3. The manger was a sign.
The angel of the Lord said something to the shepherds that was almost too good to be true.
Unto you is born this day in the city of David a Savior, who is Christ the Lord. (Luke 2:11)
To believe this and bear witness, they would need a sign. The angel gave it:
And this will be a sign for you: you will find a baby wrapped in swaddling cloths and lying in a manger. (Luke 2:12)
Swaddling cloths? Every baby in Bethlehem was wearing swaddling cloths. That is not the sign. The sign is the manger. In fact, this must have sounded so wildly scandalous, the shepherds probably did not think they heard the angel correctly.
“No other king anywhere in the world was lying in a feeding trough. Find him, and you find the King of kings.”
Savior. Christ. Lord. That’s who the angel said had been born. Savior: deliverer from all our enemies — maybe more! Christ: the Messiah, the fulfiller of all the promises of God. Lord: as in “an angel of the Lord appeared to them,” and “the glory of the Lord shone around them” (Luke 2:9). This Savior, Christ, and Lord is lying in a what?

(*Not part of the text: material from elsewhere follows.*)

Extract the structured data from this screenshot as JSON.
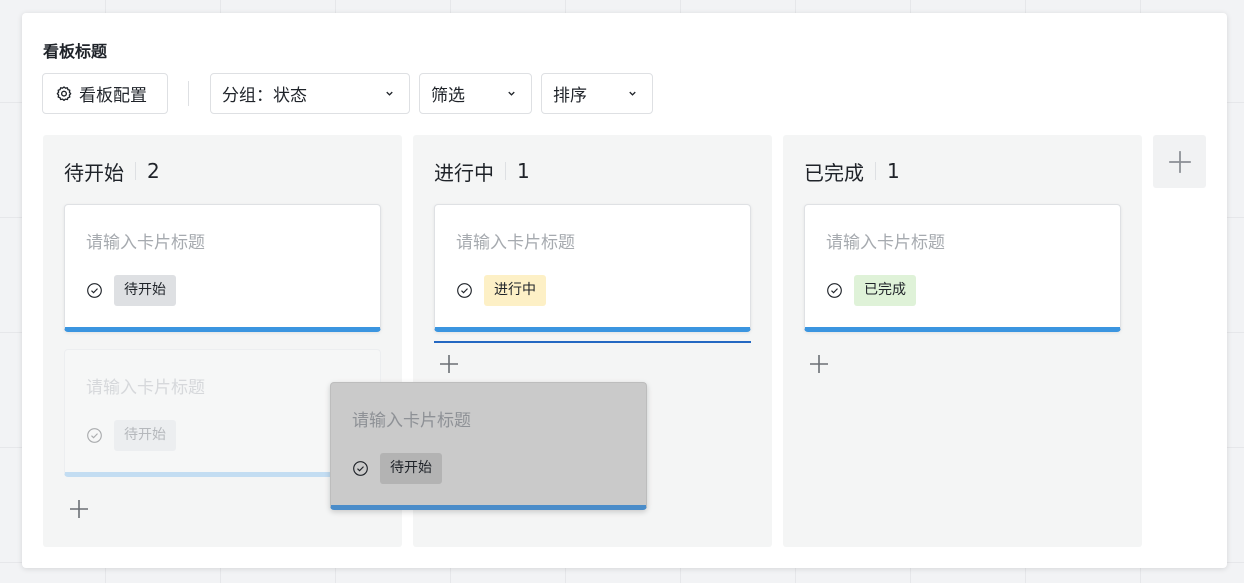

This is the sign. No other king anywhere in the world was lying in a feeding trough. Find him, and you find the King of kings. And you will know something. Something utterly crucial about his kingship.

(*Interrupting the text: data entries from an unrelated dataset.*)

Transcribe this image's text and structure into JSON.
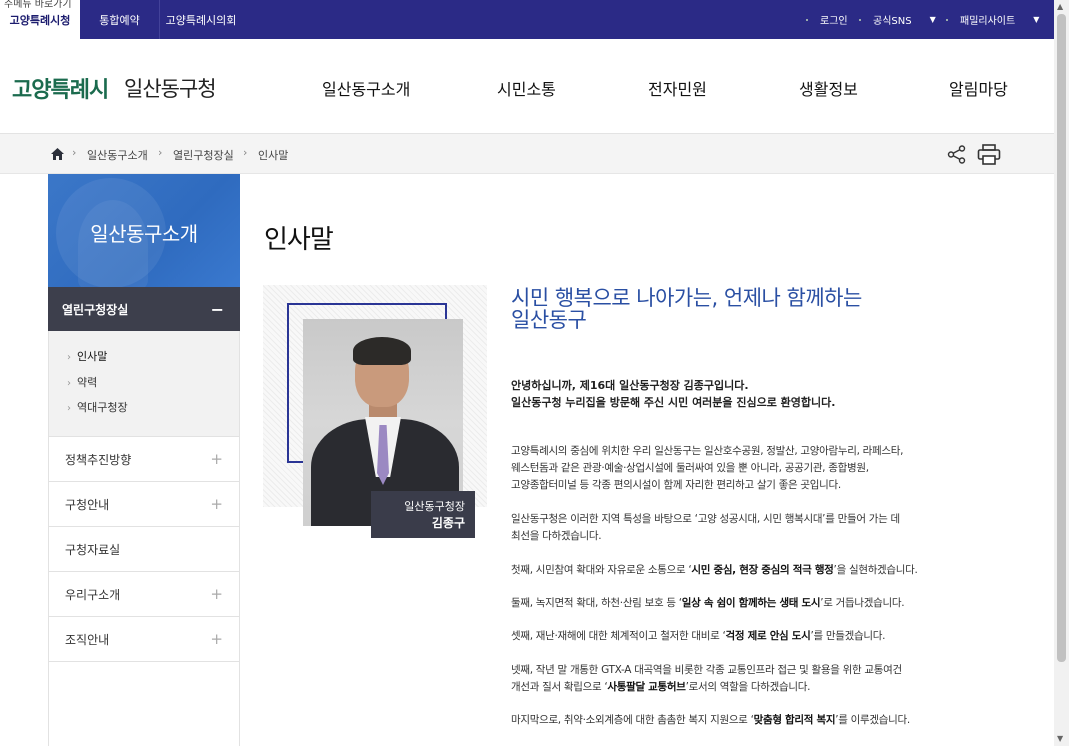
{
  "topbar": {
    "skip_link": "주메뉴 바로가기",
    "tabs": [
      {
        "label": "고양특례시청"
      },
      {
        "label": "통합예약"
      },
      {
        "label": "고양특례시의회"
      }
    ],
    "util": {
      "login": "로그인",
      "sns": "공식SNS",
      "family": "패밀리사이트"
    }
  },
  "header": {
    "logo_main": "고양특례시",
    "logo_sub": "일산동구청",
    "gnb": [
      "일산동구소개",
      "시민소통",
      "전자민원",
      "생활정보",
      "알림마당"
    ]
  },
  "breadcrumb": [
    "일산동구소개",
    "열린구청장실",
    "인사말"
  ],
  "sidebar": {
    "title": "일산동구소개",
    "active_menu": "열린구청장실",
    "sub_items": [
      "인사말",
      "약력",
      "역대구청장"
    ],
    "menus": [
      {
        "label": "정책추진방향",
        "expandable": true
      },
      {
        "label": "구청안내",
        "expandable": true
      },
      {
        "label": "구청자료실",
        "expandable": false
      },
      {
        "label": "우리구소개",
        "expandable": true
      },
      {
        "label": "조직안내",
        "expandable": true
      }
    ]
  },
  "content": {
    "page_title": "인사말",
    "caption_role": "일산동구청장",
    "caption_name": "김종구",
    "headline_line1": "시민 행복으로 나아가는, 언제나 함께하는",
    "headline_line2": "일산동구",
    "greet_line1": "안녕하십니까, 제16대 일산동구청장 김종구입니다.",
    "greet_line2": "일산동구청 누리집을 방문해 주신 시민 여러분을 진심으로 환영합니다.",
    "p1_l1": "고양특례시의 중심에 위치한 우리 일산동구는 일산호수공원, 정발산, 고양아람누리, 라페스타,",
    "p1_l2": "웨스턴돔과 같은 관광·예술·상업시설에 둘러싸여 있을 뿐 아니라, 공공기관, 종합병원,",
    "p1_l3": "고양종합터미널 등 각종 편의시설이 함께 자리한 편리하고 살기 좋은 곳입니다.",
    "p2_l1": "일산동구청은 이러한 지역 특성을 바탕으로 ‘고양 성공시대, 시민 행복시대’를 만들어 가는 데",
    "p2_l2": "최선을 다하겠습니다.",
    "p3_pre": "첫째, 시민참여 확대와 자유로운 소통으로 ‘",
    "p3_bold": "시민 중심, 현장 중심의 적극 행정",
    "p3_post": "’을 실현하겠습니다.",
    "p4_pre": "둘째, 녹지면적 확대, 하천·산림 보호 등 ‘",
    "p4_bold": "일상 속 쉼이 함께하는 생태 도시",
    "p4_post": "’로 거듭나겠습니다.",
    "p5_pre": "셋째, 재난·재해에 대한 체계적이고 철저한 대비로 ‘",
    "p5_bold": "걱정 제로 안심 도시",
    "p5_post": "’를 만들겠습니다.",
    "p6_l1": "넷째, 작년 말 개통한 GTX-A 대곡역을 비롯한 각종 교통인프라 접근 및 활용을 위한 교통여건",
    "p6_pre": "개선과 질서 확립으로 ‘",
    "p6_bold": "사통팔달 교통허브",
    "p6_post": "’로서의 역할을 다하겠습니다.",
    "p7_pre": "마지막으로, 취약·소외계층에 대한 촘촘한 복지 지원으로 ‘",
    "p7_bold": "맞춤형 합리적 복지",
    "p7_post": "’를 이루겠습니다."
  },
  "icons": {
    "home": "home-icon",
    "share": "share-icon",
    "print": "print-icon"
  },
  "colors": {
    "topbar": "#2b2a86",
    "logo_green": "#1b6b4e",
    "headline_blue": "#2a4fa3",
    "sidebar_blue": "#3274c6",
    "sidebar_active": "#3d3f4c"
  }
}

4. The manger was glorious.
No sooner were the words out of the angel’s mouth — “you will find a baby . . . lying in a manger” — than the heavens exploded with praise:
Suddenly there was with the angel a multitude of the heavenly host praising God and saying, “Glory to God in the highest!” (Luke 2:13–14)

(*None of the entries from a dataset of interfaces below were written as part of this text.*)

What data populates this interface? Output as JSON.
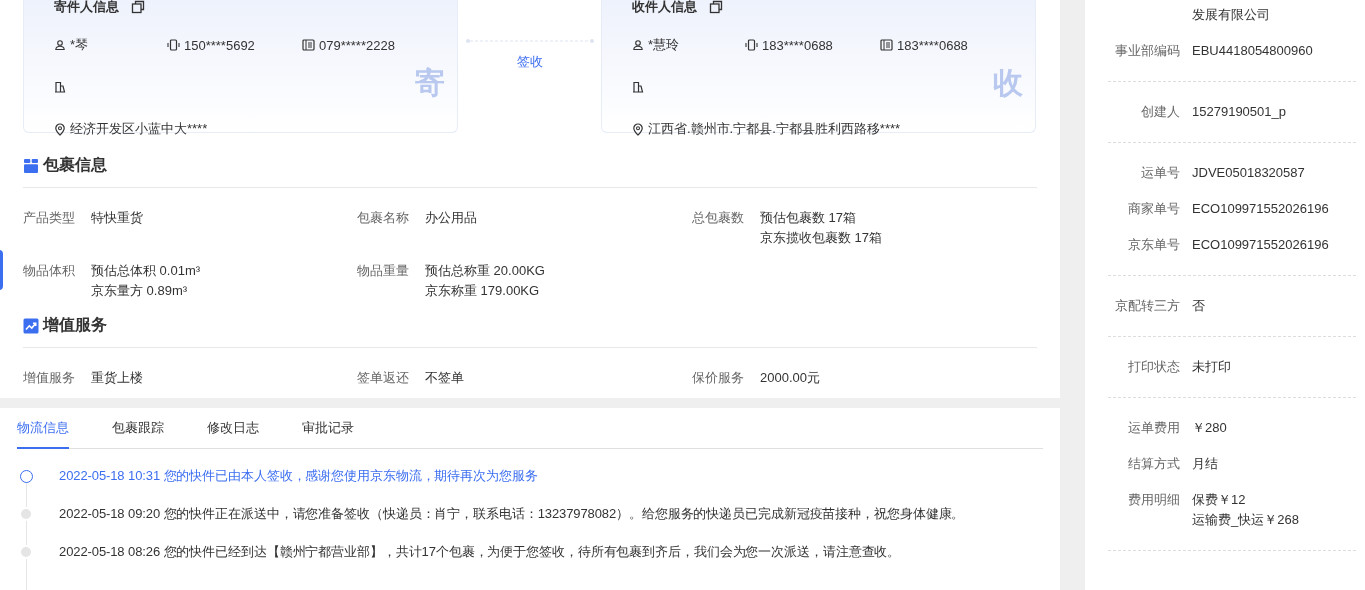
{
  "cards": [
    {
      "title": "寄件人信息",
      "name": "*琴",
      "mobile": "150****5692",
      "phone": "079*****2228",
      "address": "经济开发区小蓝中大****",
      "stamp": "寄"
    },
    {
      "title": "收件人信息",
      "name": "*慧玲",
      "mobile": "183****0688",
      "phone": "183****0688",
      "address": "江西省.赣州市.宁都县.宁都县胜利西路移****",
      "stamp": "收"
    }
  ],
  "status_link": "签收",
  "sections": [
    {
      "kind": "package",
      "title": "包裹信息",
      "fields": [
        {
          "label": "产品类型",
          "values": [
            "特快重货"
          ]
        },
        {
          "label": "包裹名称",
          "values": [
            "办公用品"
          ]
        },
        {
          "label": "总包裹数",
          "values": [
            "预估包裹数 17箱",
            "京东揽收包裹数 17箱"
          ]
        },
        {
          "label": "物品体积",
          "values": [
            "预估总体积 0.01m³",
            "京东量方 0.89m³"
          ]
        },
        {
          "label": "物品重量",
          "values": [
            "预估总称重 20.00KG",
            "京东称重 179.00KG"
          ]
        }
      ]
    },
    {
      "kind": "trend",
      "title": "增值服务",
      "fields": [
        {
          "label": "增值服务",
          "values": [
            "重货上楼"
          ]
        },
        {
          "label": "签单返还",
          "values": [
            "不签单"
          ]
        },
        {
          "label": "保价服务",
          "values": [
            "2000.00元"
          ]
        }
      ]
    }
  ],
  "tabs": [
    {
      "label": "物流信息",
      "selected": true
    },
    {
      "label": "包裹跟踪",
      "selected": false
    },
    {
      "label": "修改日志",
      "selected": false
    },
    {
      "label": "审批记录",
      "selected": false
    }
  ],
  "timeline": [
    {
      "text": "2022-05-18 10:31 您的快件已由本人签收，感谢您使用京东物流，期待再次为您服务",
      "active": true
    },
    {
      "text": "2022-05-18 09:20 您的快件正在派送中，请您准备签收（快递员：肖宁，联系电话：13237978082）。给您服务的快递员已完成新冠疫苗接种，祝您身体健康。",
      "active": false
    },
    {
      "text": "2022-05-18 08:26 您的快件已经到达【赣州宁都营业部】，共计17个包裹，为便于您签收，待所有包裹到齐后，我们会为您一次派送，请注意查收。",
      "active": false
    }
  ],
  "side_panel": [
    {
      "items": [
        {
          "values": [
            "发展有限公司"
          ]
        },
        {
          "label": "事业部编码",
          "values": [
            "EBU4418054800960"
          ]
        }
      ]
    },
    {
      "items": [
        {
          "label": "创建人",
          "values": [
            "15279190501_p"
          ]
        }
      ]
    },
    {
      "items": [
        {
          "label": "运单号",
          "values": [
            "JDVE05018320587"
          ]
        },
        {
          "label": "商家单号",
          "values": [
            "ECO109971552026196"
          ]
        },
        {
          "label": "京东单号",
          "values": [
            "ECO109971552026196"
          ]
        }
      ]
    },
    {
      "items": [
        {
          "label": "京配转三方",
          "values": [
            "否"
          ]
        }
      ]
    },
    {
      "items": [
        {
          "label": "打印状态",
          "values": [
            "未打印"
          ]
        }
      ]
    },
    {
      "items": [
        {
          "label": "运单费用",
          "values": [
            "￥280"
          ]
        },
        {
          "label": "结算方式",
          "values": [
            "月结"
          ]
        },
        {
          "label": "费用明细",
          "values": [
            "保费￥12",
            "运输费_快运￥268"
          ]
        }
      ]
    }
  ]
}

Glory to God! The Savior is in a feeding trough! Glory to God! The Messiah is in a feeding trough! Glory to God! The Lord is in a feeding trough! “Glory to God in the highest!” From the highest to the lowest! What a God! What a Savior!
5. The manger is the way of discipleship.
The angel of the Lord came to shepherds, not Pharisees.
Glory to God in the highest, and on earth peace among those with whom he is pleased! (Luke 2:14)
With whom is the Lord pleased? That word “pleased” (Greek eudokia) occurs one other place in Luke:
Jesus rejoiced in the Holy Spirit and said, “I thank you, Father, Lord of heaven and earth, that you have hidden these things from the wise and understanding and revealed them to little children; yes, Father, for such was your good pleasure (eudokia).” (Luke 10:21)
Not the wise. Not the understanding. But the children. The ones who would take no offense at a baby in a feeding trough. The ones that would expect no better bed than their Savior:
As they were going along the road, someone said to Jesus, “I will follow you wherever you go.” And Jesus said to him, “Foxes have holes, and birds of the air have nests, but the Son of Man has nowhere to lay his head.” (Luke 9:57–58)
Except for a manger. Follow me.
6. The manger was step one on the Calvary road.
The Calvary road is downhill. Not because it gets easier, but because it gets lower. The Savior’s life starts low and ends lower. This is the point of Philippians 2:6–8:
Though he was in the form of God, he did not count equality with God a thing to be grasped, but emptied himself, by taking the form of a servant [starting his life lower than servants — in a feeding trough] . . . he humbled himself by becoming obedient to the point of death, even death on a cross.
This is how the Savior saves. This is how the Messiah fulfills all the promises. This is how the Lord reigns: from infinite deity, to feeding trough, to final torments on the cross.
“This is how the Lord reigns: from infinite deity, to feeding trough, to final torment on the cross.”
For those who have eyes to see, the message of the angels makes sense. Yes, we must follow him! “Any one of you who does not renounce all that he has cannot be my disciple” (Luke 14:33). It is a lowly road. A hard road. But there is no greater joy than to be on this road with this Savior.
“Fear not, for behold, I bring you good news of great joy” (Luke 2:10). This is no moderate joy. This is Great Joy. “Glory to God in the highest” (Luke 2:10–14). Great joy to us. Great glory to God.